▶ [DATASET RECORDS]:
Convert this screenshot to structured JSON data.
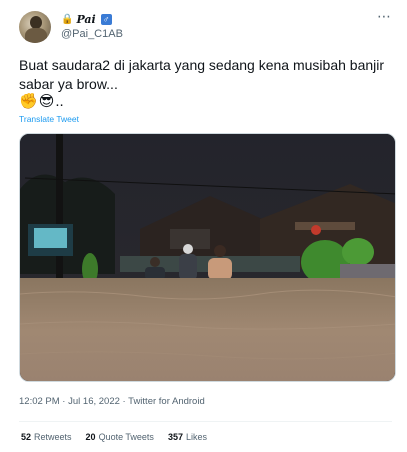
{
  "user": {
    "avatar_icon": "user-avatar-photo",
    "lock_emoji": "🔒",
    "display_name": "Pai",
    "gender_badge": "♂",
    "handle": "@Pai_C1AB"
  },
  "more_icon": "⋯",
  "tweet": {
    "text": "Buat saudara2 di jakarta yang sedang kena musibah banjir sabar ya brow...",
    "emoji_1": "✊",
    "emoji_2": "😎",
    "emoji_tail": "..",
    "translate_label": "Translate Tweet"
  },
  "meta": {
    "time": "12:02 PM",
    "separator_1": " · ",
    "date": "Jul 16, 2022",
    "separator_2": " · ",
    "source": "Twitter for Android"
  },
  "stats": {
    "retweets_count": "52",
    "retweets_label": "Retweets",
    "quotes_count": "20",
    "quotes_label": "Quote Tweets",
    "likes_count": "357",
    "likes_label": "Likes"
  },
  "colors": {
    "link": "#1d9bf0",
    "secondary_text": "#536471",
    "primary_text": "#0f1419"
  }
}
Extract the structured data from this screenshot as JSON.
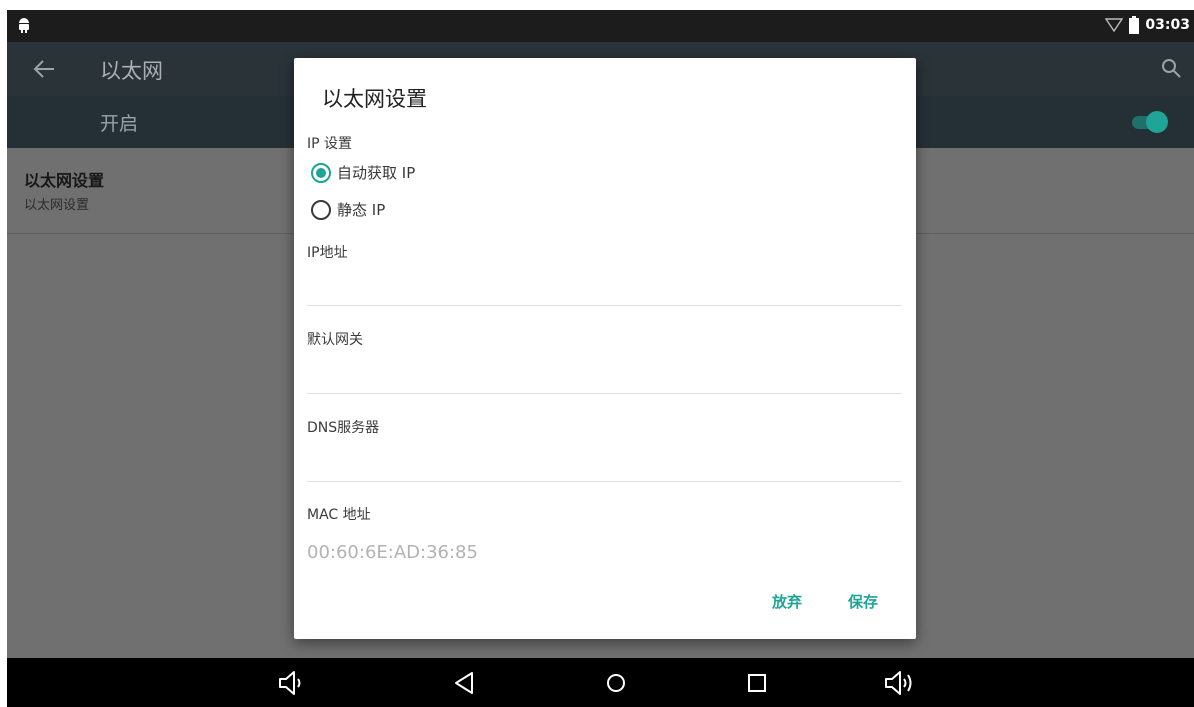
{
  "statusbar": {
    "time": "03:03",
    "icons": [
      "android-icon",
      "wifi-icon",
      "battery-icon"
    ]
  },
  "appbar": {
    "title": "以太网",
    "back_icon": "back-arrow-icon",
    "search_icon": "search-icon"
  },
  "switchbar": {
    "label": "开启",
    "checked": true
  },
  "preference": {
    "title": "以太网设置",
    "summary": "以太网设置"
  },
  "dialog": {
    "title": "以太网设置",
    "ip_settings_label": "IP 设置",
    "options": [
      {
        "label": "自动获取 IP",
        "selected": true
      },
      {
        "label": "静态 IP",
        "selected": false
      }
    ],
    "fields": [
      {
        "label": "IP地址",
        "value": ""
      },
      {
        "label": "默认网关",
        "value": ""
      },
      {
        "label": "DNS服务器",
        "value": ""
      },
      {
        "label": "MAC 地址",
        "value": "00:60:6E:AD:36:85"
      }
    ],
    "buttons": {
      "cancel": "放弃",
      "save": "保存"
    }
  },
  "navbar": {
    "icons": [
      "volume-down-icon",
      "back-icon",
      "home-icon",
      "recents-icon",
      "volume-up-icon"
    ]
  },
  "colors": {
    "accent": "#1fa497",
    "appbar": "#2a3338",
    "switchbar": "#253036",
    "scrim": "#707070"
  }
}
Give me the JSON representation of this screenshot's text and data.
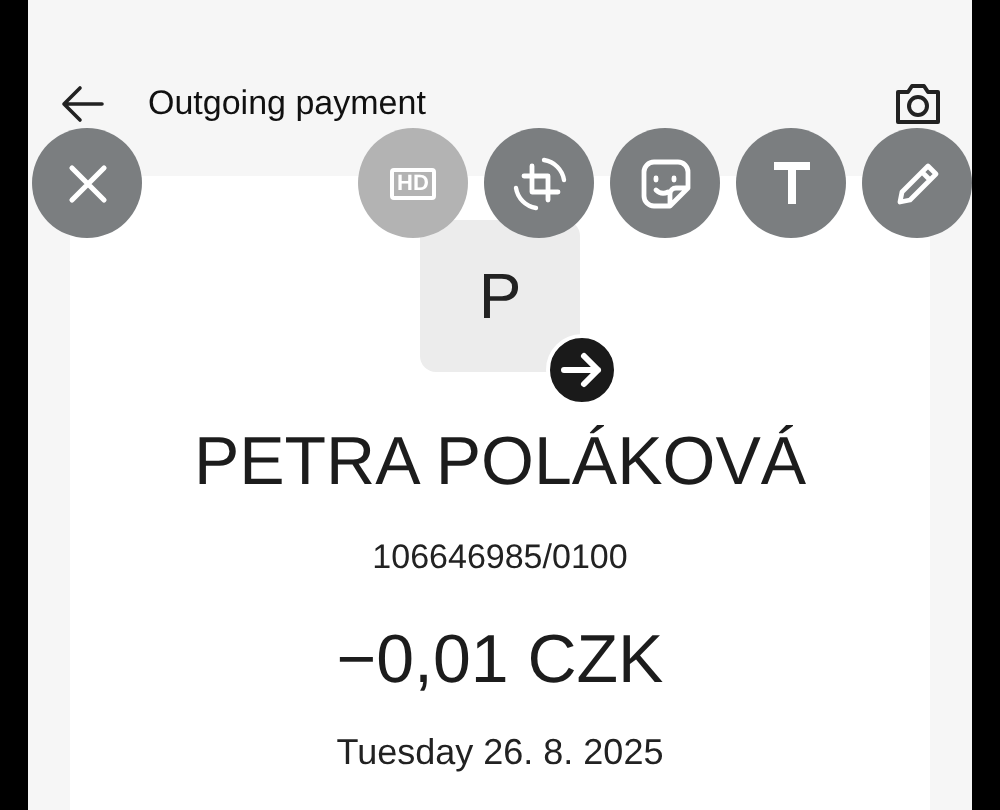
{
  "header": {
    "title": "Outgoing payment"
  },
  "editor_tools": [
    {
      "kind": "close",
      "disabled": false
    },
    {
      "kind": "hd",
      "label": "HD",
      "disabled": true
    },
    {
      "kind": "crop",
      "disabled": false
    },
    {
      "kind": "sticker",
      "disabled": false
    },
    {
      "kind": "text",
      "disabled": false
    },
    {
      "kind": "pen",
      "disabled": false
    }
  ],
  "payment": {
    "initial": "P",
    "name": "PETRA POLÁKOVÁ",
    "account": "106646985/0100",
    "amount": "−0,01 CZK",
    "date": "Tuesday 26. 8. 2025"
  }
}
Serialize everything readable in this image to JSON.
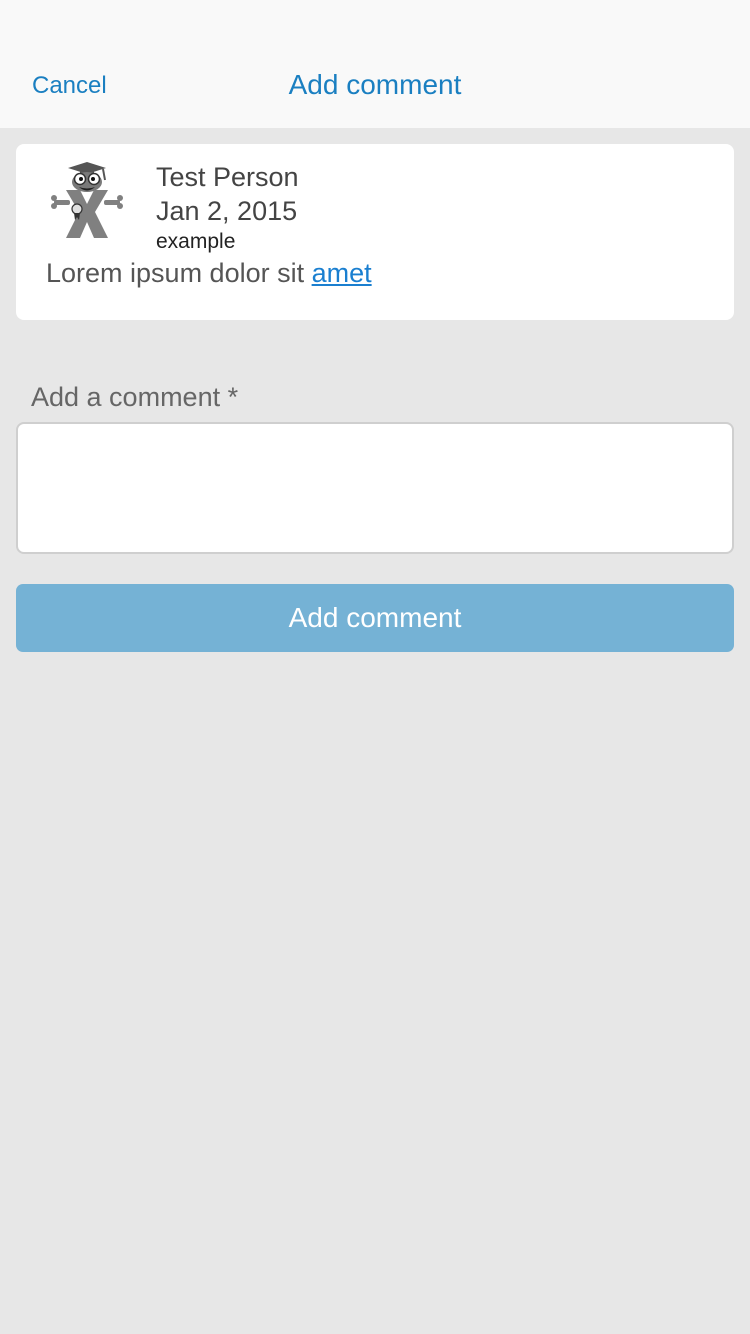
{
  "navbar": {
    "cancel_label": "Cancel",
    "title": "Add comment"
  },
  "post": {
    "avatar_icon": "mascot-x-icon",
    "author": "Test Person",
    "date": "Jan 2, 2015",
    "tag": "example",
    "body_text": "Lorem ipsum dolor sit ",
    "body_link": "amet"
  },
  "comment_form": {
    "label": "Add a comment *",
    "input_value": "",
    "submit_label": "Add comment"
  },
  "colors": {
    "accent": "#1a7fc1",
    "button": "#75b2d5",
    "background": "#e7e7e7",
    "navbar": "#f9f9f9",
    "card": "#ffffff"
  }
}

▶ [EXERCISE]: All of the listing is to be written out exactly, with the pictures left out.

▶ [ANSWER TO THE EXERCISE]:
Convert this screenshot to structured JSON data.
{
  "user": {
    "avatar_icon": "user-avatar-photo",
    "lock_emoji": "🔒",
    "display_name": "Pai",
    "gender_badge": "♂",
    "handle": "@Pai_C1AB"
  },
  "more_icon": "⋯",
  "tweet": {
    "text": "Buat saudara2 di jakarta yang sedang kena musibah banjir sabar ya brow...",
    "emoji_1": "✊",
    "emoji_2": "😎",
    "emoji_tail": "..",
    "translate_label": "Translate Tweet"
  },
  "meta": {
    "time": "12:02 PM",
    "separator_1": " · ",
    "date": "Jul 16, 2022",
    "separator_2": " · ",
    "source": "Twitter for Android"
  },
  "stats": {
    "retweets_count": "52",
    "retweets_label": "Retweets",
    "quotes_count": "20",
    "quotes_label": "Quote Tweets",
    "likes_count": "357",
    "likes_label": "Likes"
  },
  "colors": {
    "link": "#1d9bf0",
    "secondary_text": "#536471",
    "primary_text": "#0f1419"
  }
}
Extract the structured data from this screenshot as JSON.
{
  "statusbar": {
    "time": "03:03",
    "icons": [
      "android-icon",
      "wifi-icon",
      "battery-icon"
    ]
  },
  "appbar": {
    "title": "以太网",
    "back_icon": "back-arrow-icon",
    "search_icon": "search-icon"
  },
  "switchbar": {
    "label": "开启",
    "checked": true
  },
  "preference": {
    "title": "以太网设置",
    "summary": "以太网设置"
  },
  "dialog": {
    "title": "以太网设置",
    "ip_settings_label": "IP 设置",
    "options": [
      {
        "label": "自动获取 IP",
        "selected": true
      },
      {
        "label": "静态 IP",
        "selected": false
      }
    ],
    "fields": [
      {
        "label": "IP地址",
        "value": ""
      },
      {
        "label": "默认网关",
        "value": ""
      },
      {
        "label": "DNS服务器",
        "value": ""
      },
      {
        "label": "MAC 地址",
        "value": "00:60:6E:AD:36:85"
      }
    ],
    "buttons": {
      "cancel": "放弃",
      "save": "保存"
    }
  },
  "navbar": {
    "icons": [
      "volume-down-icon",
      "back-icon",
      "home-icon",
      "recents-icon",
      "volume-up-icon"
    ]
  },
  "colors": {
    "accent": "#1fa497",
    "appbar": "#2a3338",
    "switchbar": "#253036",
    "scrim": "#707070"
  }
}
Give me the JSON representation of this screenshot's text and data.
{
  "header": {
    "title": "Outgoing payment"
  },
  "editor_tools": [
    {
      "kind": "close",
      "disabled": false
    },
    {
      "kind": "hd",
      "label": "HD",
      "disabled": true
    },
    {
      "kind": "crop",
      "disabled": false
    },
    {
      "kind": "sticker",
      "disabled": false
    },
    {
      "kind": "text",
      "disabled": false
    },
    {
      "kind": "pen",
      "disabled": false
    }
  ],
  "payment": {
    "initial": "P",
    "name": "PETRA POLÁKOVÁ",
    "account": "106646985/0100",
    "amount": "−0,01 CZK",
    "date": "Tuesday 26. 8. 2025"
  }
}
Serialize everything readable in this image to JSON.
{
  "navbar": {
    "cancel_label": "Cancel",
    "title": "Add comment"
  },
  "post": {
    "avatar_icon": "mascot-x-icon",
    "author": "Test Person",
    "date": "Jan 2, 2015",
    "tag": "example",
    "body_text": "Lorem ipsum dolor sit ",
    "body_link": "amet"
  },
  "comment_form": {
    "label": "Add a comment *",
    "input_value": "",
    "submit_label": "Add comment"
  },
  "colors": {
    "accent": "#1a7fc1",
    "button": "#75b2d5",
    "background": "#e7e7e7",
    "navbar": "#f9f9f9",
    "card": "#ffffff"
  }
}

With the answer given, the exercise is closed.